Your View: Thanks for the honor of representing you
How do you say something new about a subject that you have discussed 14 times before? I am referring to the need to thank everyone who once again entrusted me with the high honor and privilege of being their voice in Washington. The words “thank you” seem inadequate to convey the depth of my gratitude for the trust placed in me on Nov. 6.
This election season was unique in that the Sixth District gained all or parts of eight new counties. The residents of Caswell, Durham, Granville, Orange, Person, Rockingham, Stokes, and Surry counties didn’t know me and I didn’t know them prior to the new district lines being drawn. Along with holdovers, Alamance and Guilford, the new Sixth District honored me by electing me to another two-year term as their representative.
I enjoyed spending the past year travelling throughout the 10 counties of the district – meeting new friends and renewing old acquaintances. I want to thank my opponents in the primary and Tony Foriest in the general election for affording the voters a choice at the ballot box. Democracy is healthier when many participate in the process.
Now that the political season is concluded (it is over for a while, right?), I pledge to do my best to uphold the confidence shown in me. We will strive to bring the same level of outstanding constituent services to the new Sixth as we have in the past.
The writer represents the Sixth District in the U.S. House of Representatives.
Menhaden overfishing claim is incorrect
The piece, “Save the Pogies,” Nov. 18 by Dick Jones, relies exclusively on information from the Menhaden Defenders petition, “Menhaden need a break.” However, Jones and Menhaden Defenders provide inaccurate accounts of the health of the menhaden population, ultimately misleading their respective readers.
Jones is quick to fault Omega Protein for a decline in the menhaden population, writing, “they maintain that menhaden are merely suffering from poor recruitment – their half-billion-pound harvest has nothing to do with it.” Despite this dismissal, poor recruitment is an important factor in lower menhaden biomass.
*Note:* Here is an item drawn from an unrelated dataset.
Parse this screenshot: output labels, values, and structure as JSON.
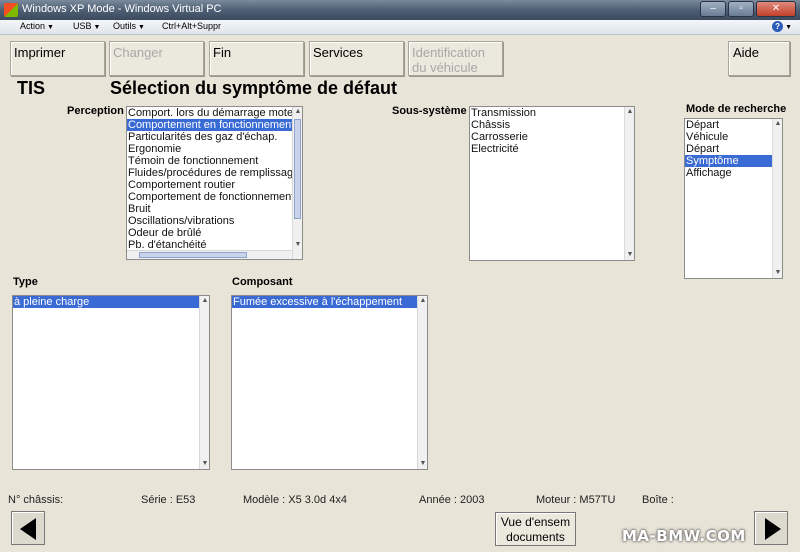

According to the last ASMFC menhaden stock assessment, menhaden are not overfished; in fact, the species is producing 40 percent more eggs than a population that would be considered overfished.
By this measure, the problem with menhaden is not that there are too few menhaden spawning, but that too few menhaden are subsequently being born. Much of the scientific data on the menhaden stock reinforces the claim that reducing fishing mortality is not an effective way to influence the size of the menhaden population. In its 2010 stock assessment, the ASMFC concluded that menhaden population changes “are almost entirely driven by non-fishery sources.”
“They’ve been put through more than 50 years of overfishing,” the article claims, but fails to specifically define this allegation. According to the 2010 Atlantic menhaden stock assessment, in the last 15 years for which data is available, overfishing has only occurred twice, with the last recorded instance of overfishing in 2008, by just 0.4 percent over the threshold determined by the ASMFC. With the ASMFC declaring the 2012 assessment unfit for management advice, there is currently no reliable data for fishing activity in the last four years, making the exact status of the menhaden stock impossible to determine.
The writer is director of public affairs for Omega Protein.
YOUR VIEW POLLS
High Point City Council gave tentative approval to a plan to develop a business park north of the city that would obligate $13 million in taxpayer dollars as part of the deal. What do you think of this? In 30 words or less (no name, address required), email us your thoughts to email@example.com. Here is one response:
• The proposed rural industrial park, with High Point taxpayers subsidizing Greensboro developers, is old thinking, the opposite of smart growth.
The “fiscal cliff” is approaching. Some say compromise. Some say jump off. What should Congress and President Obama do to solve this immediate federal budgetary situation? In 30 words or less (no name, address required), email us your thoughts to firstname.lastname@example.org.